A while back we had the opportunity to travel into northeastern North Carolina and visit several churches, one which I pastored years ago. We had a great time staying with some friends and speaking in their church about our work in Ecuador. They had never heard of geocaching so I showed them. Not too far from their church is a virtual called The Senator's Grave (GCH16M). To all who read this I have to say that I can't tell the story without a little spoiler. Be warned if you are planning to look for this cache. This particular Senator (the town where I was a pastor is named in his honor) requested that everyone who came by would place a stone on his grave. Today there is a pile. Thomas Jefferson had some nice words for him that are on a nearby plaque.

Sunday, October 16, 2011

Rumiwasi - Cusco, Peru

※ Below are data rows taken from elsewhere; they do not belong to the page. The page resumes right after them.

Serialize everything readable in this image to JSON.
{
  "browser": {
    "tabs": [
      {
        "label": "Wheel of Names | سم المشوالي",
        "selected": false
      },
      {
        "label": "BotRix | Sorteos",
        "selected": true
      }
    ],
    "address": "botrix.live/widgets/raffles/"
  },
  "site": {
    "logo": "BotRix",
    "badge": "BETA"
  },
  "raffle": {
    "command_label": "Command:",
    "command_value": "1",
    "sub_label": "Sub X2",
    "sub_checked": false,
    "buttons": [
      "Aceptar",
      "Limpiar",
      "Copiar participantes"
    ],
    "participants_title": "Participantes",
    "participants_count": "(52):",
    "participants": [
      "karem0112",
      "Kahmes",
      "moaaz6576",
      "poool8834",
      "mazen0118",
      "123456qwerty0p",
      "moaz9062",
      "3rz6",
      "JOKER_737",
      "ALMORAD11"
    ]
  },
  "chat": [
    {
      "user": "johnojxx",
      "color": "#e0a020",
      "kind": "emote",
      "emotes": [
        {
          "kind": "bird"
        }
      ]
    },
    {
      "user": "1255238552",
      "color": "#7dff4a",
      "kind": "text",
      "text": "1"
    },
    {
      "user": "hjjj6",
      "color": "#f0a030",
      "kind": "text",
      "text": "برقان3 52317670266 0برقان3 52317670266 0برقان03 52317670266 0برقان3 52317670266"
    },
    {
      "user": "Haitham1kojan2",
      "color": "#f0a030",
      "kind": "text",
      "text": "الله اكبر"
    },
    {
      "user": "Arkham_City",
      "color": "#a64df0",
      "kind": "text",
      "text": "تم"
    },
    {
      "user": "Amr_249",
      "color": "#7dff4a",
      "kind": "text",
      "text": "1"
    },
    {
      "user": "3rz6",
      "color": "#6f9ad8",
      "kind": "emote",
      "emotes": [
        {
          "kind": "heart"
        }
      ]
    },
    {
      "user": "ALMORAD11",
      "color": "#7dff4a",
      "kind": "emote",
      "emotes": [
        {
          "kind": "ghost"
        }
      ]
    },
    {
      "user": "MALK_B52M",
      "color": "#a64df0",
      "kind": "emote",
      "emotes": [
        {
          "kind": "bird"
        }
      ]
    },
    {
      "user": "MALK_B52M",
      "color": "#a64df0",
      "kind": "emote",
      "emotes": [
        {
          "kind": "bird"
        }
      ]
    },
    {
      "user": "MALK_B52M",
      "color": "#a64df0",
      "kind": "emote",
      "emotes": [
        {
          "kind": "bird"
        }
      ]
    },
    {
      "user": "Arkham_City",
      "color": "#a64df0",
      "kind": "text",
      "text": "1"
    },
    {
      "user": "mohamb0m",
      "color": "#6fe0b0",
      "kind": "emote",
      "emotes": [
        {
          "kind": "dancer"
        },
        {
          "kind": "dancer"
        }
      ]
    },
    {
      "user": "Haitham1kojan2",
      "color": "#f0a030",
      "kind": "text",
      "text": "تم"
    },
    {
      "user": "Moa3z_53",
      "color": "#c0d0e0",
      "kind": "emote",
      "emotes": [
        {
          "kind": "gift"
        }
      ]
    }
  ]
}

We landed in Cusco and were picked up by the Hotel Ruinas van. After a quick check-in to a nice room we were off to find Rumiwasi (GC2K6ZB) . It was an overcast day about 60 degrees F. The cache instructions gave us two options for getting out to San Sabastian, one was taxi and the other by bus. We walked down the hill and found the bus. If you go by bus be ready to stand up since the bus is often full. We got out at the large obelisk with a condor on the top. From there we tracked to the waypoint marking the beginning of a trail up the mountain. We have been living at sea level for a number of months so we could feel the lack of oxygen as we climbed. The climb took us through developing communities. On a Sunday afternoon we mostly saw dogs outside and very few muggles. The ruins of Rumiwasi are great. They are off the beaten path so there are no entrance fees and no tourist enterprise. When we got to GZ we admired the Inca construction by taking a bunch of photos. The cache was hidden just as advertised. We found it, signed the log and replaced the cache before heading down the mountain. What a view of the city of Cuzco and the airport where we landed earlier in the afternoon. Now that I'm back on line I want to do a little research to learn more about Rumiwasi. These were such fascinating ruins to be of little value to the tourism industry! I hope you'll check out Rumiwasi when you come to Cusco. It will be worth the climb!

Sunday, October 9, 2011

La Virgencita - FTF after almost two years

In February 2009 I had the opportunity to climb part of Illaniza Norte. That was an exciting trip. I really gained an appreciation for the difference it makes to acclimatize to the elevation. We spent the night at the hut in the saddle between the two mountain peaks. The next morning we continued up Illaniza Norte until we reach the point that it became rather technical, then we turned back. The views were spectacular. The day before as we started our climb up I hid a geocache, Illaniza, La Virgencita (GC1N83W). At that point I did not think that this would be a long time being found. There are a number of climbers that are geocachers so I figured within a couple of months this would be found. It took 23 months for autobus to make the FTF. Even then autobus waited about 9 months to post his find. I just received the notice the first week of October 2011! Prior to this one cacher lamented the muggle climbers he accompanied to the summit because they wouldn't allow him the time to hunt for the cache on the way down even though his GPSr put him within 20 feet of the cache. That has to be frustrating! I'm glad that the cache has been found and hope that many others who set out to climb these gorgeous mountain peaks will take the time to look for this small treasure. It's not the treasure as much as the mountain that makes this an experience worth having. Enjoy the mountain!

Sunday, October 2, 2011

Route of the Hiawatha Bike Trail - Idaho

Want some biking adventure in a beautiful area. Try the Route of the Hiawatha Bike Trail. It starts just off Interstate 90 just across the state line in Montana. It is all downhill from that end. What do you get? A beautiful ride through the pine covered mountains along an old railroad prepared for biking. Along the way you'll go through seven tunnels and seven high trestle bridges. I wish I'd known about geocaching when I did this ride. I suspect there might be some caches along the way. Panhandle Idaho is simply gorgeous!